Exercise input section start

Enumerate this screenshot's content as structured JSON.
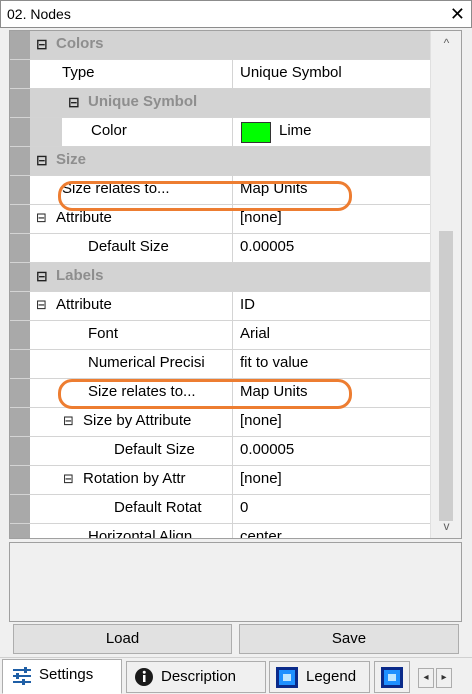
{
  "window": {
    "title": "02. Nodes",
    "close_glyph": "✕"
  },
  "grid": {
    "rows": [
      {
        "kind": "cat",
        "pm": "⊟",
        "label": "Colors"
      },
      {
        "kind": "prop",
        "name": "Type",
        "value": "Unique Symbol"
      },
      {
        "kind": "cat",
        "pm": "⊟",
        "label": "Unique Symbol"
      },
      {
        "kind": "prop",
        "name": "Color",
        "value": "Lime"
      },
      {
        "kind": "cat",
        "pm": "⊟",
        "label": "Size"
      },
      {
        "kind": "prop",
        "name": "Size relates to...",
        "value": "Map Units"
      },
      {
        "kind": "prop",
        "pm": "⊟",
        "name": "Attribute",
        "value": "[none]"
      },
      {
        "kind": "prop",
        "name": "Default Size",
        "value": "0.00005"
      },
      {
        "kind": "cat",
        "pm": "⊟",
        "label": "Labels"
      },
      {
        "kind": "prop",
        "pm": "⊟",
        "name": "Attribute",
        "value": "ID"
      },
      {
        "kind": "prop",
        "name": "Font",
        "value": "Arial"
      },
      {
        "kind": "prop",
        "name": "Numerical Precisi",
        "value": "fit to value"
      },
      {
        "kind": "prop",
        "name": "Size relates to...",
        "value": "Map Units"
      },
      {
        "kind": "prop",
        "pm": "⊟",
        "name": "Size by Attribute",
        "value": "[none]"
      },
      {
        "kind": "prop",
        "name": "Default Size",
        "value": "0.00005"
      },
      {
        "kind": "prop",
        "pm": "⊟",
        "name": "Rotation by Attr",
        "value": "[none]"
      },
      {
        "kind": "prop",
        "name": "Default Rotat",
        "value": "0"
      },
      {
        "kind": "prop",
        "name": "Horizontal Align",
        "value": "center"
      }
    ],
    "swatch_color": "#00ff00",
    "highlight_color": "#ed7d31",
    "scroll_up_glyph": "^",
    "scroll_down_glyph": "v"
  },
  "buttons": {
    "load": "Load",
    "save": "Save"
  },
  "tabs": [
    {
      "label": "Settings",
      "icon": "sliders-icon",
      "active": true
    },
    {
      "label": "Description",
      "icon": "info-icon",
      "active": false
    },
    {
      "label": "Legend",
      "icon": "legend-icon",
      "active": false
    }
  ],
  "tab_nav": {
    "left_glyph": "◂",
    "right_glyph": "▸"
  }
}
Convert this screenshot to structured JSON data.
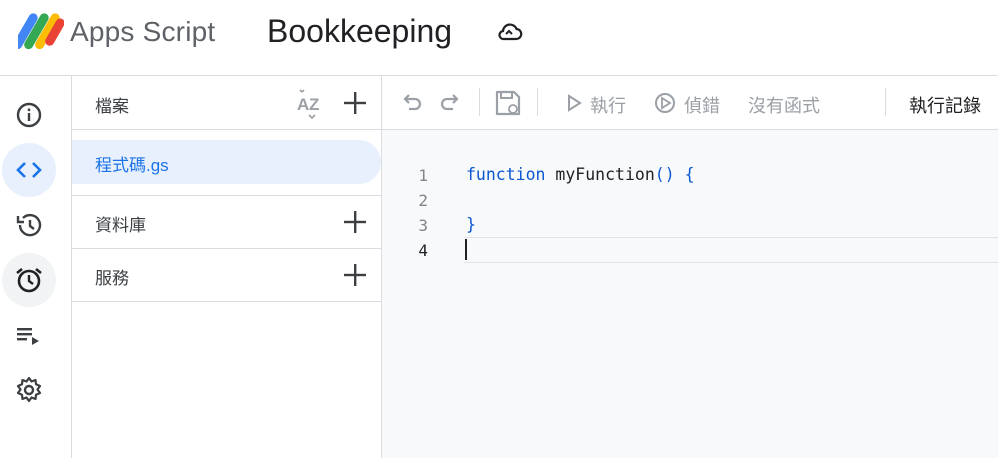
{
  "header": {
    "app_name": "Apps Script",
    "project_title": "Bookkeeping",
    "save_status_icon": "cloud-sync-icon"
  },
  "rail": {
    "items": [
      {
        "name": "overview",
        "icon": "info-icon"
      },
      {
        "name": "editor",
        "icon": "code-icon",
        "active": true
      },
      {
        "name": "executions",
        "icon": "history-icon"
      },
      {
        "name": "triggers",
        "icon": "alarm-icon"
      },
      {
        "name": "executions-list",
        "icon": "playlist-play-icon"
      },
      {
        "name": "settings",
        "icon": "gear-icon"
      }
    ]
  },
  "files": {
    "title": "檔案",
    "items": [
      {
        "name": "程式碼.gs",
        "active": true
      }
    ],
    "libraries_label": "資料庫",
    "services_label": "服務"
  },
  "toolbar": {
    "run_label": "執行",
    "debug_label": "偵錯",
    "function_select": "沒有函式",
    "log_label": "執行記錄"
  },
  "editor": {
    "line_numbers": [
      "1",
      "2",
      "3",
      "4"
    ],
    "lines": [
      {
        "keyword": "function",
        "name": " myFunction",
        "punct": "() {"
      },
      {
        "text": ""
      },
      {
        "text": "}"
      },
      {
        "text": ""
      }
    ],
    "current_line": 4
  },
  "colors": {
    "accent": "#1a73e8",
    "active_bg": "#e8f0fe",
    "keyword": "#0b57d0",
    "editor_bg": "#f8f9fa",
    "border": "#dadce0"
  }
}
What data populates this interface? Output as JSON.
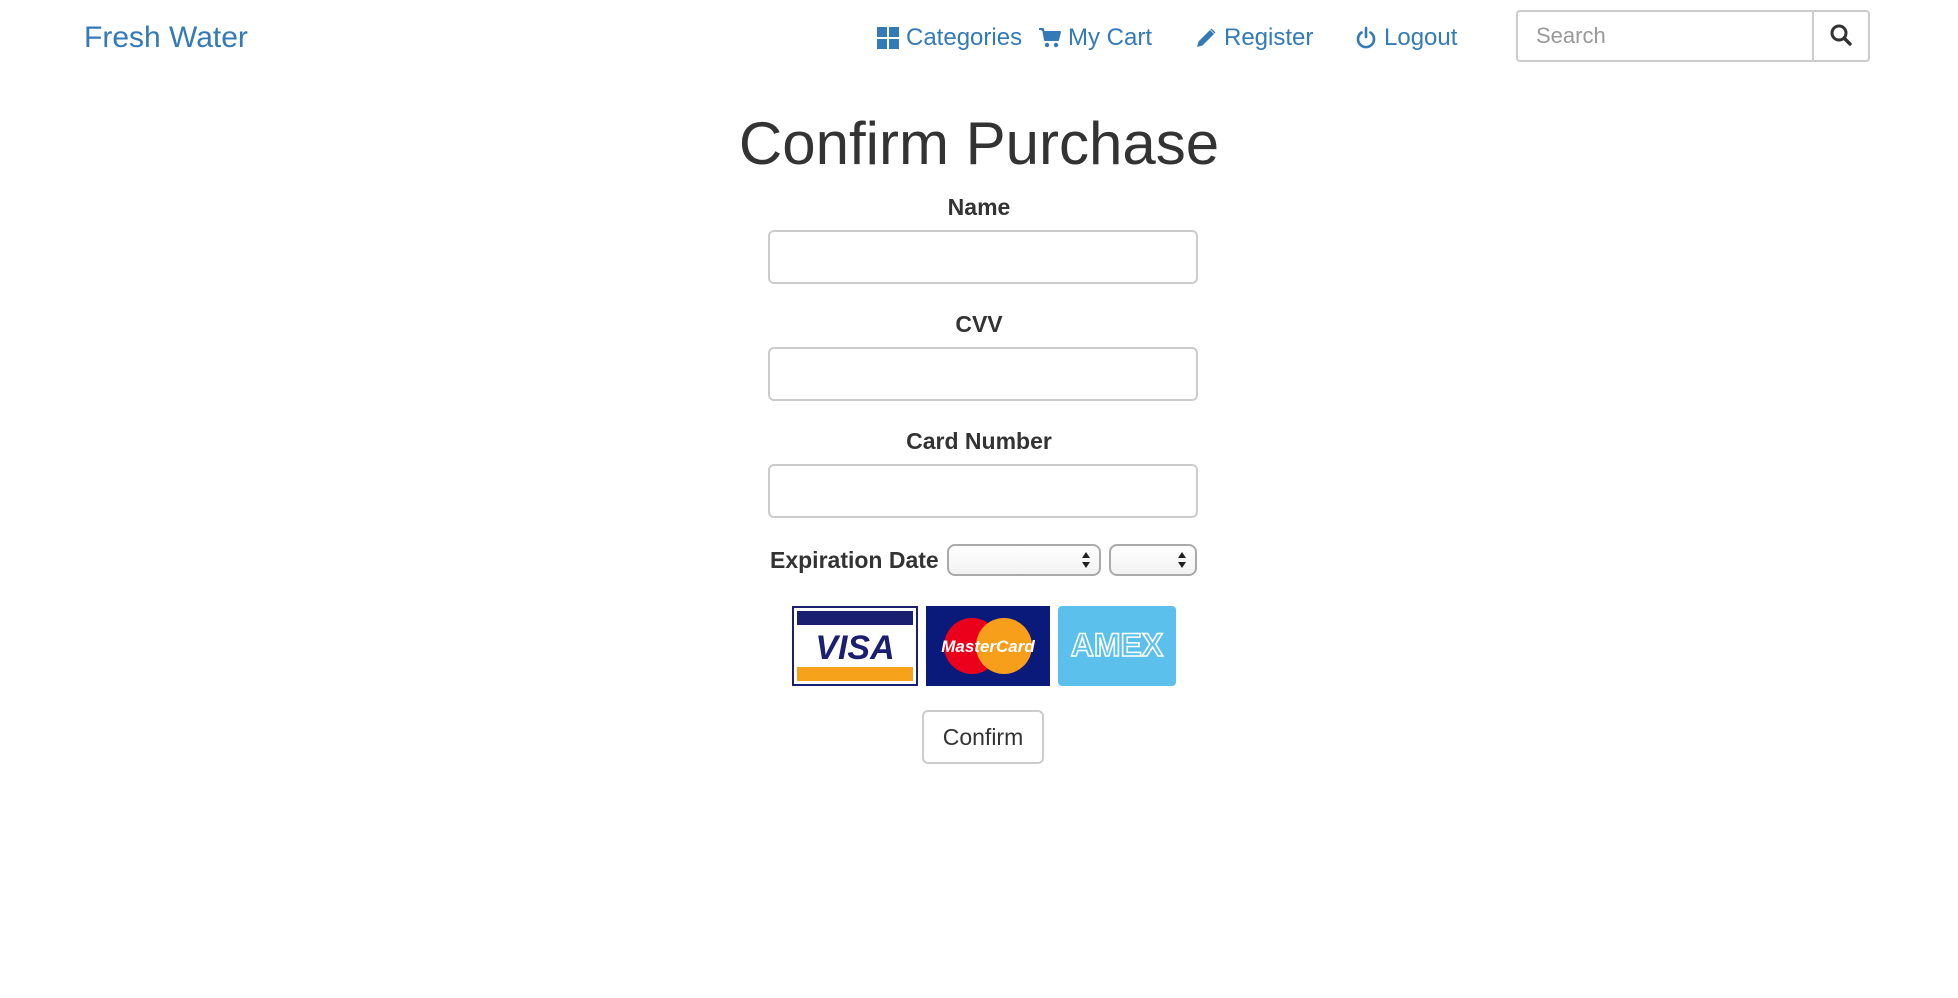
{
  "navbar": {
    "brand": "Fresh Water",
    "items": [
      {
        "label": "Categories",
        "icon": "grid-icon"
      },
      {
        "label": "My Cart",
        "icon": "cart-icon"
      },
      {
        "label": "Register",
        "icon": "pencil-icon"
      },
      {
        "label": "Logout",
        "icon": "power-icon"
      }
    ],
    "search": {
      "placeholder": "Search",
      "value": "",
      "icon": "search-icon"
    }
  },
  "form": {
    "title": "Confirm Purchase",
    "name_label": "Name",
    "name_value": "",
    "cvv_label": "CVV",
    "cvv_value": "",
    "card_number_label": "Card Number",
    "card_number_value": "",
    "expiration_label": "Expiration Date",
    "expiration_month": "",
    "expiration_year": "",
    "cards": [
      {
        "brand": "visa",
        "text": "VISA"
      },
      {
        "brand": "mastercard",
        "text": "MasterCard"
      },
      {
        "brand": "amex",
        "text": "AMEX"
      }
    ],
    "confirm_label": "Confirm"
  },
  "colors": {
    "link": "#337ab7",
    "text": "#333333",
    "border": "#cccccc",
    "visa_blue": "#1a1f71",
    "visa_gold": "#f7a21b",
    "mastercard_bg": "#0a1a7a",
    "mastercard_red": "#eb001b",
    "mastercard_yellow": "#f79e1b",
    "amex_blue": "#5bc0eb"
  }
}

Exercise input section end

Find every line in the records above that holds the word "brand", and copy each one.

→ Reply to the exercise
    "brand": "Fresh Water",
        "brand": "visa",
        "brand": "mastercard",
        "brand": "amex",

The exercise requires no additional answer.